- Aug 15, '12 by rivershark2005So far my only problem has been sore feet and my back. But I think that's more because I'm getting used to "normal" shoes. I've worn work boots for the past 12 years, so getting used to sport shoes is bothering my feet. I know a lot of the nurses where I work swear by Gel-ASICS. I plan on buying a pair middle of next month.
As far as my back goes, I've found, like others have said, that stretching helps. If I can't stretch it out, one of the nurses just gives me a couple of naproxen sodiums and the pain wears off after about an hour.
- Aug 17, '12 by funtimes12 hour shifts can be brutal. After a 3 day stretch it takes me a while to recover, I dont feel like doing anything. Its even worse if you work night shift, since your body clock gets all screwed up with longer time off between work stretches. After working a particularly long stretch, like 4 or 5 shifts in a row, I just wander around the house in a daze. Im lucky if I know what time of day/night it is, much less what day of the week it is.
When I first started working as a CNA, I was amazed that so many elderly people didnt have the strength to roll themselves over or even lift a limb. Now I understand. After a rough week I feel like I should just leave a couple urinals near my bed and be on a turn schedule until its time to work again.
- Aug 17, '12 by Abigail612I did at first but then I got use to it. Most of my shifts are 8 hours but I have done 12 and 16 befor and they can be hard on the body especially going from evenings to nights!
- Aug 17, '12 by emcadamsThis happens to me as well, and I work 8's!! I haven't found a cure-all yet, but stretching and ankle circles help. If it gets me by my lunch break, I take an advil. It actually does help to fit in some cardio, weights and yoga. The fitter you are the less it hurts. And shoes. If your feet feel bruised at the end of the day, you need new ones. When i get home, I do a stretch for my neck and shoulder (put your right hand behind you like your putting it in the left back pocket. Look left and put your ear towards the left shoulder. You can increase the depth by gently pressing your head down more with your left hand. You should feel the stretch in both the top of yor shoulder and neck.
The t stretch (lie on floor. Bring knees to chest. Swivel lower body first to one side then the other. Should feel good spinal stretch.)
The yoga cow pose helps
And finally, just lying flat on the floor helps too. Hope you feel better!
- Aug 18, '12 by futureADNI just worked a double (16 hours) last night, slept 4 hours, and kept going all day. I have felt extremely exhausted at the end of some shifts. As I have improved by body mechanics while lifting I have noticed a major change in how I feel at the end of a shift.
- Aug 18, '12 by pnut8377I feel the same as you.

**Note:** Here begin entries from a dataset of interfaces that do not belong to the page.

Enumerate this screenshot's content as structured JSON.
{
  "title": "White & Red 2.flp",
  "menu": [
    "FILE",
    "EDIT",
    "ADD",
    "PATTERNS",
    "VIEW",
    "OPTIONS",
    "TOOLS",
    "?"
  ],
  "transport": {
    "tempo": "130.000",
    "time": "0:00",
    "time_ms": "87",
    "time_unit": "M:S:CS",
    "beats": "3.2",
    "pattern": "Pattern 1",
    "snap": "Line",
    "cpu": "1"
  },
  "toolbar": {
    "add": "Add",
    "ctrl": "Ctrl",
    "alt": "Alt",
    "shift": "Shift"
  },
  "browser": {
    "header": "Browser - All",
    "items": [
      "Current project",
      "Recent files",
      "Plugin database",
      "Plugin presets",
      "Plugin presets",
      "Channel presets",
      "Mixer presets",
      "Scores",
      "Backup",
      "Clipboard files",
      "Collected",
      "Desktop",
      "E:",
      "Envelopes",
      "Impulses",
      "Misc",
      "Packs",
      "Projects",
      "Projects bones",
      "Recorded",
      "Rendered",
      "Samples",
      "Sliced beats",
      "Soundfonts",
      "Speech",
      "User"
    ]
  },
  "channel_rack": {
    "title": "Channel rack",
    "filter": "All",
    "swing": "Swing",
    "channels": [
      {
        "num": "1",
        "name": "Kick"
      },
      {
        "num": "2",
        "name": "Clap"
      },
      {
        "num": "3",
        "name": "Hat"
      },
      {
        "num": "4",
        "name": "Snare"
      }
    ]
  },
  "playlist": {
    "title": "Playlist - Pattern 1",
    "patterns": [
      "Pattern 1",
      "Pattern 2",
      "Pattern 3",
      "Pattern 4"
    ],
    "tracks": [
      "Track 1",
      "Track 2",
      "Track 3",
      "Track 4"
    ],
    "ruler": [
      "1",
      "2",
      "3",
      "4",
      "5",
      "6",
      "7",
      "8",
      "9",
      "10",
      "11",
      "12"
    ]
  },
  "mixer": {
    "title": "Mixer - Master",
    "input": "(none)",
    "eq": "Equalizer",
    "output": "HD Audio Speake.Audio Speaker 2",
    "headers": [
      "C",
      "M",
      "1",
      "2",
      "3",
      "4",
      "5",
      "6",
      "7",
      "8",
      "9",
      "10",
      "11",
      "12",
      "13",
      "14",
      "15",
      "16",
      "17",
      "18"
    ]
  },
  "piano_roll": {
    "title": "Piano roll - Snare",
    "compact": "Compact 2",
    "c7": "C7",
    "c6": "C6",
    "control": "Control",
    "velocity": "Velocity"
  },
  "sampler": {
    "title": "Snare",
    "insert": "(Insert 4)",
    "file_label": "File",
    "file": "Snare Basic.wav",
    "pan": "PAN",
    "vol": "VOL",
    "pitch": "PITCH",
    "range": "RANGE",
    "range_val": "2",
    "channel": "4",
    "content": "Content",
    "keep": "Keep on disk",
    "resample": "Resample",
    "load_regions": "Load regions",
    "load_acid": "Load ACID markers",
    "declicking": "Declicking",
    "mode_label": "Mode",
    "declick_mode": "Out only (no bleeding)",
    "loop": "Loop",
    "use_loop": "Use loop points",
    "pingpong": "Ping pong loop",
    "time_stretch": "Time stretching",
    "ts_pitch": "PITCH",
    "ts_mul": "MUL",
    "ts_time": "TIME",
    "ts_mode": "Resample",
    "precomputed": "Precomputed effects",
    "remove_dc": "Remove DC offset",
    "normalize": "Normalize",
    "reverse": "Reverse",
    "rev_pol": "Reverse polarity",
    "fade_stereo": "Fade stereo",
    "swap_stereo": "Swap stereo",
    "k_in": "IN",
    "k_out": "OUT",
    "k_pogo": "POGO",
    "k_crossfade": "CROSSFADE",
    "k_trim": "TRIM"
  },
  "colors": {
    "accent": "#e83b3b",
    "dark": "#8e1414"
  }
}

Been working at this place for 2 months. When I was hired they said a typical patient load is 10 and on occasion 15. Well since I started I have 17-20 patients every evening and I come home is pain daily and live on Advil. My shifts are only 8 hours but I'm so physically exhausted my days off are spent doing absolutely nothing but sleeping and lying around.